Her external problem: “My equipment lease is expiring.” Beneath that, her internal problem might be: “I’m new and want to look good in the office and I think several people don’t trust me. I don’t want to mess up my reputation and career.” Go one more layer deep and you might discover she also has a philosophical issue: “I think that people should work more efficiently, but it seems like new technology creates such a hassle.”
If you want to market and sell to this person, you better understand her internal problem and philosophical issue.
In sales-speak, this is like getting to the final objection. Otherwise, your chance of affecting change is limited. The more you can see and understand internal problems and philosophical issues, the greater your chance to affect change.
Normalize the Future State
People like to do what other people are doing. The his landmark research presented in Crossing the Chasm, Geoffrey Moore proves that about 70% of buyers are mainstream buyers. They don’t like being first. They want to do things that other people are doing. This reduces their risk.
You can normalize the future state by presenting real-world stories of other mainstream buyers enjoying the benefits of the change they bought from you. If you are a marketer, you create case studies and put them everywhere. If you are a sales rep, you tell stories throughout the sales process.
Real-world stories help normalize the change you propose, making it seem like a safe and smart decision.
Make a list of every client that has already adopted the change you want to sell. If this is a new offering for you, the list may be short. Take them to lunch and interview them. Ask them why they bought and how it is benefiting them. Now you have a story to tell that helps normalize the future state.
Great leaders cast vision. This paves the way for organizational change. Great sales professionals also cast vision. In the book, Stop Selling, Start Leading, Deb Calvert, James Kouzes, and Barry Posner make the case that great sales reps exhibit the same characteristics as great leaders.

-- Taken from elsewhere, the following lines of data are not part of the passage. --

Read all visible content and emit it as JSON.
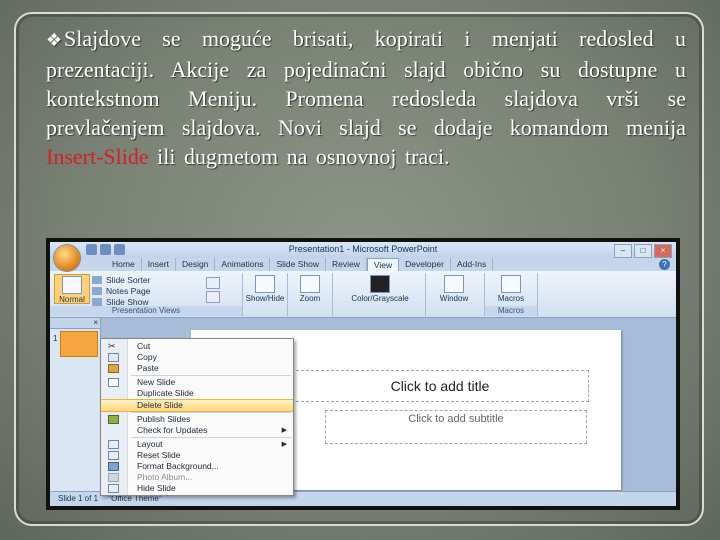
{
  "body_text": {
    "lead": "Slajdove se moguće brisati, kopirati i menjati redosled u prezentaciji. Akcije za pojedinačni slajd obično su dostupne u kontekstnom Meniju. Promena redosleda slajdova vrši se prevlačenjem slajdova. Novi slajd se dodaje komandom menija ",
    "highlight": "Insert-Slide",
    "tail": " ili dugmetom na osnovnoj traci."
  },
  "colors": {
    "highlight": "#d0202a",
    "text": "#ffffff"
  },
  "ppt": {
    "window_title": "Presentation1 - Microsoft PowerPoint",
    "tabs": [
      "Home",
      "Insert",
      "Design",
      "Animations",
      "Slide Show",
      "Review",
      "View",
      "Developer",
      "Add-Ins"
    ],
    "active_tab": "View",
    "ribbon": {
      "normal": "Normal",
      "slide_sorter": "Slide Sorter",
      "notes_page": "Notes Page",
      "slide_show": "Slide Show",
      "presentation_views_label": "Presentation Views",
      "show_hide": "Show/Hide",
      "zoom": "Zoom",
      "color_grayscale": "Color/Grayscale",
      "window": "Window",
      "macros": "Macros",
      "macros_label": "Macros"
    },
    "slide_number": "1",
    "placeholders": {
      "title": "Click to add title",
      "subtitle": "Click to add subtitle"
    },
    "status": {
      "slide_of": "Slide 1 of 1",
      "theme": "\"Office Theme\""
    },
    "context_menu": [
      {
        "label": "Cut",
        "icon": "scissors-icon"
      },
      {
        "label": "Copy",
        "icon": "copy-icon"
      },
      {
        "label": "Paste",
        "icon": "paste-icon"
      },
      {
        "label": "New Slide",
        "icon": "new-slide-icon"
      },
      {
        "label": "Duplicate Slide",
        "icon": ""
      },
      {
        "label": "Delete Slide",
        "icon": "",
        "highlighted": true
      },
      {
        "label": "Publish Slides",
        "icon": "publish-icon"
      },
      {
        "label": "Check for Updates",
        "icon": "",
        "submenu": true
      },
      {
        "label": "Layout",
        "icon": "layout-icon",
        "submenu": true
      },
      {
        "label": "Reset Slide",
        "icon": "reset-icon"
      },
      {
        "label": "Format Background...",
        "icon": "format-background-icon"
      },
      {
        "label": "Photo Album...",
        "icon": "photo-album-icon",
        "disabled": true
      },
      {
        "label": "Hide Slide",
        "icon": "hide-slide-icon"
      }
    ]
  }
}
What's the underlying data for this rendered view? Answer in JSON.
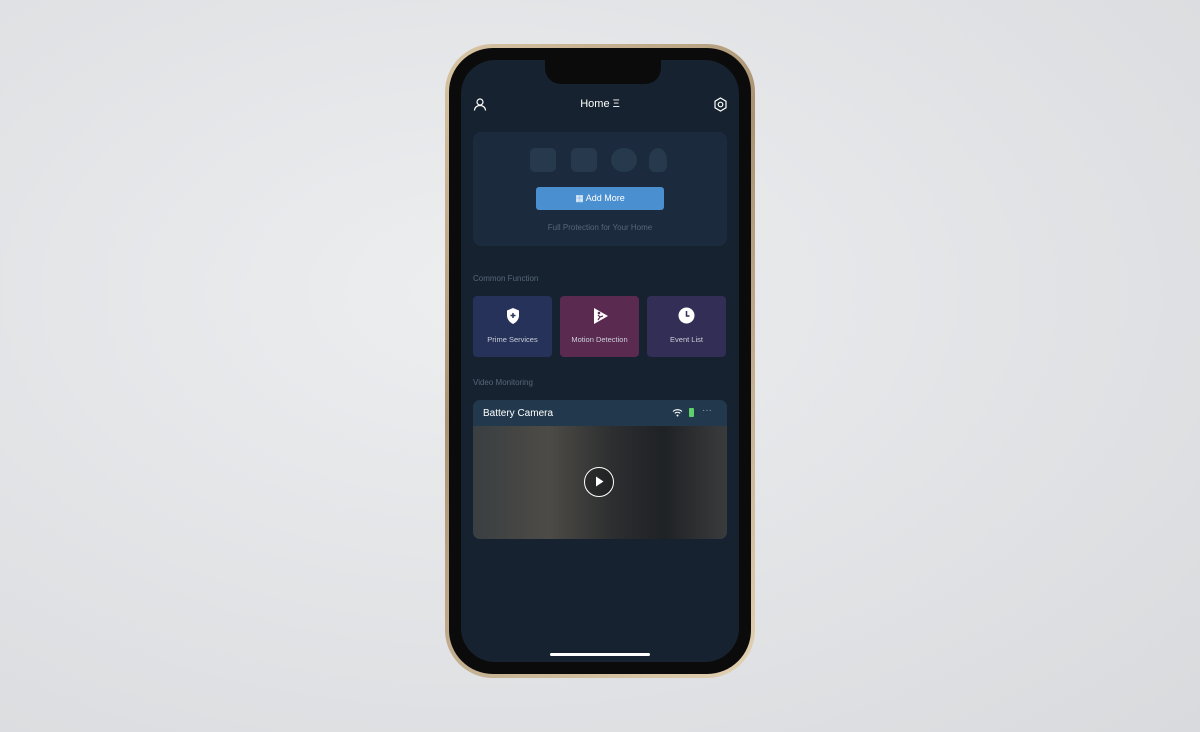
{
  "header": {
    "title": "Home",
    "menu_glyph": "Ξ"
  },
  "banner": {
    "add_label": "Add More",
    "subtitle": "Full Protection for Your Home",
    "devices": [
      "tv-icon",
      "hub-icon",
      "camera-icon",
      "bulb-icon"
    ]
  },
  "common": {
    "title": "Common Function",
    "tiles": [
      {
        "label": "Prime Services",
        "color": "#26325a",
        "icon": "shield-plus-icon"
      },
      {
        "label": "Motion Detection",
        "color": "#5b2a50",
        "icon": "motion-icon"
      },
      {
        "label": "Event List",
        "color": "#322e55",
        "icon": "clock-icon"
      }
    ]
  },
  "video": {
    "title": "Video Monitoring",
    "camera": {
      "name": "Battery Camera",
      "more": "···"
    }
  }
}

Twenty years ago, I went to a church leadership training led by Ray Williams. He said that leaders need to have “A clear vision, of a preferable future, imparted by God, to a willing servant.” Great advice. The vision you cast in business may not need spiritual direction. But as a sales professional, you need to share a clear vision of the preferable future.
What will life look like for your prospect when they get the courage to make the change? Share this with the heart of servant and you have a great chance of winning the deal. (Read Larry Levine’s blog: A Heart That Serves: 3 Ways A Servant Mindset Drives Sales Revenue.)

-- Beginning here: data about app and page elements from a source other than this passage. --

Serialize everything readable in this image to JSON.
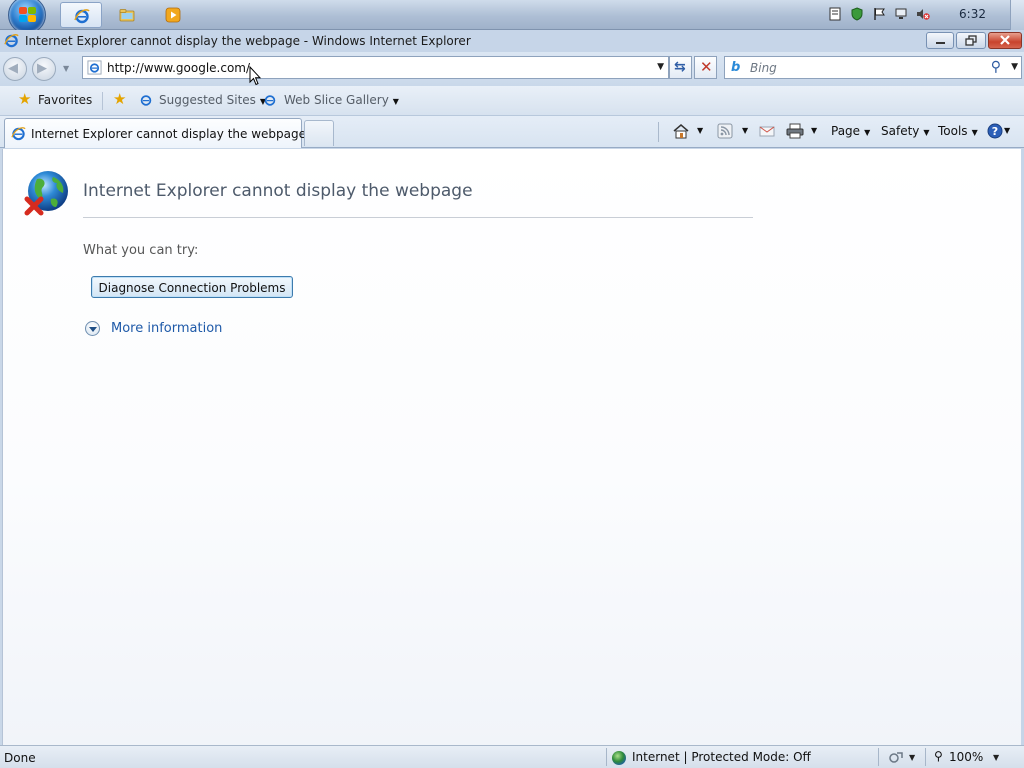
{
  "taskbar": {
    "start_button": "start-orb",
    "pinned": [
      {
        "name": "internet-explorer",
        "active": true
      },
      {
        "name": "windows-explorer",
        "active": false
      },
      {
        "name": "media-player",
        "active": false
      }
    ],
    "clock": "6:32"
  },
  "window": {
    "title": "Internet Explorer cannot display the webpage - Windows Internet Explorer"
  },
  "navigation": {
    "address_url": "http://www.google.com/",
    "search_placeholder": "Bing"
  },
  "favorites_bar": {
    "favorites_label": "Favorites",
    "items": [
      {
        "label": "Suggested Sites"
      },
      {
        "label": "Web Slice Gallery"
      }
    ]
  },
  "tab": {
    "label": "Internet Explorer cannot display the webpage"
  },
  "command_bar": {
    "page_label": "Page",
    "safety_label": "Safety",
    "tools_label": "Tools"
  },
  "content": {
    "error_title": "Internet Explorer cannot display the webpage",
    "try_label": "What you can try:",
    "diagnose_button": "Diagnose Connection Problems",
    "more_info_label": "More information"
  },
  "status_bar": {
    "status": "Done",
    "zone": "Internet | Protected Mode: Off",
    "zoom": "100%"
  },
  "colors": {
    "chrome": "#c6d5e8",
    "link": "#1f5aa8",
    "close_button": "#c8432d"
  }
}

Reverse The Risk
The last thing you can do to affect change is to reverse risk. In my favorite marketing book, Getting Everything You Can Out of All You’ve Got, Jay Abraham advocates for every business to consider how they can take as much risk out of the transaction as possible.
Consider the office manager thinking about adopting your new technology instead of sticking with the status quo. The risk is that the solution you implement won’t work or won’t get adopted. In that case, not only has she made a bad decision for the company, she’s also hurt her career–remember her internal problem. Even worse, she’s violated her philosophical issue about technology shouldn’t be so complicated. She’s now in a real pickle!
A risk reversal that could make her comfortable might be to say, “We’re confident that this change is going to be a great move for you and for the company. Based on our previous installations we believe your people are going to find it easy to use and that it makes their work easier. However, we realize that there may be concern that this might not work in your organization. To reduce that risk, we’re happy to offer a no risk guarantee. If your staff doesn’t like it, we’ll take it out and return your money.”
Consider the risks that you are asking your client to take. Can you reverse some or all of their risk? If so, you’ll help them change.
As a sales or marketing professional, you are an agent of change. What can you do to understand your buyer’s internal problems, normalize the future state, and reduce the risk? Steps you take in this direction will help you win more deals and change the world!